We were delighted to be approached by the producers of Glow Up – a BBC Three series about the make-up industry, which uncovers the very niche and often misunderstood job of a successful, professional MUA. Ten contestants go head-to-head on creative and technical challenges, all under the watchful eyes of judges Val Garland (Global Make-Up Director for L’Oreal Paris) and Dominic Skinner (Senior Global Artist for MAC). The prize at stake: a contract assisting some of the world’s biggest make-up artists. We were given the opportunity to consult on this show, starting with the early judging of potential contestants here at Delamar Academy, recommending guest judges from our huge pool of industry contacts, creating make-up challenge concepts, supplying materials, kit and even our graduates as production assistants.

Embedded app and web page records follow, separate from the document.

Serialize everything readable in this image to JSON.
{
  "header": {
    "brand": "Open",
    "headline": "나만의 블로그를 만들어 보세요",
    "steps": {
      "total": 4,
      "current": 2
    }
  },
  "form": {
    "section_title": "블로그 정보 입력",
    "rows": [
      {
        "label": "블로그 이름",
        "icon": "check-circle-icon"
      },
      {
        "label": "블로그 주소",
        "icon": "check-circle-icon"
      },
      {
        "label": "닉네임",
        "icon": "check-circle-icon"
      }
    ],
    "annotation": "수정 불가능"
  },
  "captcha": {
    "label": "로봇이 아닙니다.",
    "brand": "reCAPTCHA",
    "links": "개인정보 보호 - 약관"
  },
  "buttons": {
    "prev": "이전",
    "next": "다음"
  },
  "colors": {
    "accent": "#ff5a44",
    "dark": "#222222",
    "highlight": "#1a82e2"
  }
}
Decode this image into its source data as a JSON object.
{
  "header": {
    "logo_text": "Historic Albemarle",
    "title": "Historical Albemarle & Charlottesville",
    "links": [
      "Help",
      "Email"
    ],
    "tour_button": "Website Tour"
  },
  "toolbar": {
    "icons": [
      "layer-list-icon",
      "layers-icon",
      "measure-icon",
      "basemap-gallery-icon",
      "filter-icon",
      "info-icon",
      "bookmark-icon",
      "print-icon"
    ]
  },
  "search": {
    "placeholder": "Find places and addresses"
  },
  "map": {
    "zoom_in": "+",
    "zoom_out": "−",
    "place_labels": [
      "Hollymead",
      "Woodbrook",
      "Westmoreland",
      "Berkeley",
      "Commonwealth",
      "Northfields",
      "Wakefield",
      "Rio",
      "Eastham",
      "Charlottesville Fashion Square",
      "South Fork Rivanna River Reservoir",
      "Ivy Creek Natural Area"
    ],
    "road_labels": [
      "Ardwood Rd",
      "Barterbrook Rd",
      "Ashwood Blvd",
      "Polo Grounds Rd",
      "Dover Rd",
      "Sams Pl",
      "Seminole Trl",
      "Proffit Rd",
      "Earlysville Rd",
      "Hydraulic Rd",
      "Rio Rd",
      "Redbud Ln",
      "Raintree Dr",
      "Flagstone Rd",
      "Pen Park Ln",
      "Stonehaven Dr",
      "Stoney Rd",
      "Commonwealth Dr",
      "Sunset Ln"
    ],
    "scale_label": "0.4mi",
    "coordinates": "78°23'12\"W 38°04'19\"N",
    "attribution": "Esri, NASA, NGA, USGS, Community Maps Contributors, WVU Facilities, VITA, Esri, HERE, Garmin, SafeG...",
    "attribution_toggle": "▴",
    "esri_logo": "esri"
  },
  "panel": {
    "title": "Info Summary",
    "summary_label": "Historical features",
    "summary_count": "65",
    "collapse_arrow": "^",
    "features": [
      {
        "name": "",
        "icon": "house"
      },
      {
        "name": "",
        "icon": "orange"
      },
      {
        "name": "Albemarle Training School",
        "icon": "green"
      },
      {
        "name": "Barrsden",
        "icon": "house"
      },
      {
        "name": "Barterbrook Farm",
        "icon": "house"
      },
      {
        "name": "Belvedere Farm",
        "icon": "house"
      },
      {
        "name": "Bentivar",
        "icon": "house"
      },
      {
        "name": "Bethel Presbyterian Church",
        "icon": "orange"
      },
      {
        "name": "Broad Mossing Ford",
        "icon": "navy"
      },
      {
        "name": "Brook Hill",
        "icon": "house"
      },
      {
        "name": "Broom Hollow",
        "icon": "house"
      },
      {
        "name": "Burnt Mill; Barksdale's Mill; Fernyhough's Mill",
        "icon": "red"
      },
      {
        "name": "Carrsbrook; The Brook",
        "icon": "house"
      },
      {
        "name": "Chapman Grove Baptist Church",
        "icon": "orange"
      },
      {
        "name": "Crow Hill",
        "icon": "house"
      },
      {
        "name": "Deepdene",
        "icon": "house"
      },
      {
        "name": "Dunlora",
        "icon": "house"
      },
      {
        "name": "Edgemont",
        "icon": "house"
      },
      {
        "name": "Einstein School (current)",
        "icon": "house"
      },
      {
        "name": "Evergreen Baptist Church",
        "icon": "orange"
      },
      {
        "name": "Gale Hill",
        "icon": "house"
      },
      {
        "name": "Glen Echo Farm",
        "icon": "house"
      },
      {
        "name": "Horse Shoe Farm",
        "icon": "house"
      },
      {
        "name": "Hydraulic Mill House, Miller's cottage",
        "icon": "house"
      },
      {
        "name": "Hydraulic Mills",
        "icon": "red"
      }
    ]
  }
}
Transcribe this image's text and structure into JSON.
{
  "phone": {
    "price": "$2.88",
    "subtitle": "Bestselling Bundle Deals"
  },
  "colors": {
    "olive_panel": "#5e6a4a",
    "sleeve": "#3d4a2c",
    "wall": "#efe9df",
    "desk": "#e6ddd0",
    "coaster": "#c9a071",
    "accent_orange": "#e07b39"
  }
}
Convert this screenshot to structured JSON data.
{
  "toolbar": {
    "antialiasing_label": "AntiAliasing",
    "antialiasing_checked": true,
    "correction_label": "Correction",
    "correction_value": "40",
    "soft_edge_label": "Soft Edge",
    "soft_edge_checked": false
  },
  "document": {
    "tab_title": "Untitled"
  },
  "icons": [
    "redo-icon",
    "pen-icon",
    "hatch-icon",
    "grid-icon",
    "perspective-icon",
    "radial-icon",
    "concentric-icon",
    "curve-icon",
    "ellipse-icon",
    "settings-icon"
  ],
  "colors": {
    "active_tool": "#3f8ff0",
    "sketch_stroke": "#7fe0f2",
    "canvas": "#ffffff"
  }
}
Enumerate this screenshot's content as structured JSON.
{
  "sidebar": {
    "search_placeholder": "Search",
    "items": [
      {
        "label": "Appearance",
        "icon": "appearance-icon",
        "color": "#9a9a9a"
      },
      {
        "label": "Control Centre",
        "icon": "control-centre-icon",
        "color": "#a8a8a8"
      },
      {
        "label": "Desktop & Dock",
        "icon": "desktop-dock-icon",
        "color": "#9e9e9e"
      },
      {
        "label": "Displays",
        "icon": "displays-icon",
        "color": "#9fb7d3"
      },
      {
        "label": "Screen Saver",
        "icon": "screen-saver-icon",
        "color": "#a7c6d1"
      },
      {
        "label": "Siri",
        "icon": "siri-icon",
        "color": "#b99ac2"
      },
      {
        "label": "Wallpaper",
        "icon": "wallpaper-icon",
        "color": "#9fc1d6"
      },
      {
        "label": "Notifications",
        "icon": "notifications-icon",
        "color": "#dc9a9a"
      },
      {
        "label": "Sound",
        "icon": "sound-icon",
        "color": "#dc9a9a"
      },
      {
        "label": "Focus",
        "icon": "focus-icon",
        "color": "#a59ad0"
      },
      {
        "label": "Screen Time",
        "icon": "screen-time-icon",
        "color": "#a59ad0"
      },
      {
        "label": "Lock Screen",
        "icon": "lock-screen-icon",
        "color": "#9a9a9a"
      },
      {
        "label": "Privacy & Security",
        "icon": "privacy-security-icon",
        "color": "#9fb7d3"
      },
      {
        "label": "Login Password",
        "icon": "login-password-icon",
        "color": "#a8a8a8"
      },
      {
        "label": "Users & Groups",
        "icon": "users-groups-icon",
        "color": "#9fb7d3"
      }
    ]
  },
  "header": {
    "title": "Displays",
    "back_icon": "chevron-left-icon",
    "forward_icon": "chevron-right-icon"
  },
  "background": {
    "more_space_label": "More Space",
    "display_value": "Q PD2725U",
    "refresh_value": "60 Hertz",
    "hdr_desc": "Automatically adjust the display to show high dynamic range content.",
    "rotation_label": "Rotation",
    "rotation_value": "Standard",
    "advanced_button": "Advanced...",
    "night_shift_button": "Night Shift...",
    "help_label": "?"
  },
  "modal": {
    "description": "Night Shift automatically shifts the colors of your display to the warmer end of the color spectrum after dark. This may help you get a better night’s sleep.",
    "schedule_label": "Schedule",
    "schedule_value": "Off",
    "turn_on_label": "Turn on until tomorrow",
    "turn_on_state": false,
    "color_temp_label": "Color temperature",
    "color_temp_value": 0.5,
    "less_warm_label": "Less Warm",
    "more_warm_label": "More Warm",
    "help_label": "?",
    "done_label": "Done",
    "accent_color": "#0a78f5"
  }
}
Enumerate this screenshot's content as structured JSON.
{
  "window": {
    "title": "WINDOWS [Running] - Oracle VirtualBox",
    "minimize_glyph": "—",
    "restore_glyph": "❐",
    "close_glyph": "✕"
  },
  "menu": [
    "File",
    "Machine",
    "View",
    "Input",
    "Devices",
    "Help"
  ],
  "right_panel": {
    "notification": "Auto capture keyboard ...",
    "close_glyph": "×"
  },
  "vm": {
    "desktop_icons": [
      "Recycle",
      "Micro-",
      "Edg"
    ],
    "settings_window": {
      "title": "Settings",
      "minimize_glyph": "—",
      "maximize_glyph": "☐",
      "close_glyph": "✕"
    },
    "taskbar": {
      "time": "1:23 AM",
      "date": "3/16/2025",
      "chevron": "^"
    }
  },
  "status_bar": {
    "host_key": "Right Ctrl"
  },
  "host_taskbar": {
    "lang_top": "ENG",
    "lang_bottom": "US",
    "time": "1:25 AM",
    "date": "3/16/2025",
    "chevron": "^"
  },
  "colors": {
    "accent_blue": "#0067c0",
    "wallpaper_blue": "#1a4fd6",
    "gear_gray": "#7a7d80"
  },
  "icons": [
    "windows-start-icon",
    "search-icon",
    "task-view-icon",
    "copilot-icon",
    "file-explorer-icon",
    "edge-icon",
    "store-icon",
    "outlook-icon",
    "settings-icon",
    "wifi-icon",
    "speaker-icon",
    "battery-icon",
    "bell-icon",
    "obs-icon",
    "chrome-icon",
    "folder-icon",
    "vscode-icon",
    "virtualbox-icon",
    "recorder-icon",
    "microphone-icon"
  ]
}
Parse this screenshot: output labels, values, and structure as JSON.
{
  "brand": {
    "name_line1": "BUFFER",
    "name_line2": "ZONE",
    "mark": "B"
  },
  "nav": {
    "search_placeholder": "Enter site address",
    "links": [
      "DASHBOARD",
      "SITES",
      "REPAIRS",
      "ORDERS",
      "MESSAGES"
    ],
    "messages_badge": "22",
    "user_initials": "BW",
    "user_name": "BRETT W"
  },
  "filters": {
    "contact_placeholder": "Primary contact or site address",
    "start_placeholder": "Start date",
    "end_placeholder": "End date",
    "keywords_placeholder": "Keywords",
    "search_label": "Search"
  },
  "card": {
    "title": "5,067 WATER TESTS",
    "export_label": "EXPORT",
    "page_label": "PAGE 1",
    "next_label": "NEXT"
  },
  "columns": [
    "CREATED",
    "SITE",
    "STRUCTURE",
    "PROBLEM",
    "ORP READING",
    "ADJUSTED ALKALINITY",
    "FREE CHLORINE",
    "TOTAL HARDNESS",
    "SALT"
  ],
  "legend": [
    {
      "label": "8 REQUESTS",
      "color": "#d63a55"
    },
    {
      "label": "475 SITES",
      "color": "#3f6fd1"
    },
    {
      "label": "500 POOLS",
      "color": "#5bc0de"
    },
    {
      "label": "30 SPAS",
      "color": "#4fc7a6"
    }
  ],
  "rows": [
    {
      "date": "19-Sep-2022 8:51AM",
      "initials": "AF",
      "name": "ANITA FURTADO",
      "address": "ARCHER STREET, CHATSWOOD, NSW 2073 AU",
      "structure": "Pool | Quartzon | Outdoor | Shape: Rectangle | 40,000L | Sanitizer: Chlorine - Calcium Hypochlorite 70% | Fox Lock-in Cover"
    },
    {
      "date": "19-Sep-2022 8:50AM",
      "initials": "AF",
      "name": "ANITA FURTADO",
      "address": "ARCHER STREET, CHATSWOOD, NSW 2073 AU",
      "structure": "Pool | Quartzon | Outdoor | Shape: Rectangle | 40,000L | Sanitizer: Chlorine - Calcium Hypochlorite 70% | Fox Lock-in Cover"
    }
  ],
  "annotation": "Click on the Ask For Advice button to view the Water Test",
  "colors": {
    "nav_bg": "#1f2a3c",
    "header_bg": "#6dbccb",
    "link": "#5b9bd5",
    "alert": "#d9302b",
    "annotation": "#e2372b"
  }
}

Episode one aired on BBC One (6th March 2019 @ 10.35pm) and it saw the contestants meet their judges and undertake the first challenge: a beauty editorial. This is no simple task, even for the most experienced artists, because unlike other make-up professionals in the industry, these contestants are working with a kit and brushes that are not their own. It’s possible that the contestants were familiar with some of the products, but it’s a big ask to hand someone a kit that they have never used before. The second reason why this was a very difficult task, was that the contestants did not have the opportunity for a quick camera test towards the end of their make-up. When you are working on a beauty editorial, the model is always put in front of the camera for a few “test” shots of the make-up. At this point the photography assistant will zoom in on the skin and details of the make-up so the artist can make any necessary adjustments.
Val’s critique “where is the beauty?” was brilliant, and she brought to light a question at the centre of every beauty editorial; whatever the brief, this is an issue that make-up artists must show an intricate understanding of – beauty.
The top three make-ups were very well executed and we loved the feedback, especially from Val. Paige was a deserving winner of the first and second challenge as she had a creative imagination, good taste and a healthy amount of confidence to execute her looks without the arrogance that let some other contestants down.
What we really appreciated about this show was that anyone watching will quickly understand how specialist, difficult and skilled the job of a make-up artist actually is. The production values of this series are seriously slick! We related to Paige, as her mum wanted her to become a doctor; a common struggle for make-up artists is how people outside the creative industries can often be unsupportive of this career path. This lack of support usually comes from a lack of knowledge, which Glow Up will hopefully change. It was also interesting to watch a group of people who had more experience putting Instagram-style make-up on their own faces, than working on a model/actor/performer, for a professional result. This made for fascinating watching.
The next episode sees the contestants working in the film industry with a visit to the Harry Potter Warner Brothers Studios. Our long-time graduate Nick Dudman designed the make-up on all the Harry Potter films, so these films are close to our heart. Delamar Academy tutor Jennifer Drew made the prosthetic pieces that the contestants apply and paint in episode 2. We also recommended Oscar winning David Malinowski to the producers as a specialist judge for this round.
Check in next week to read our low down on the second episode of Glow Up, which is available on BBC Three via iPlayer on Wednesday 13th March and will also air on BBC One at 10.35pm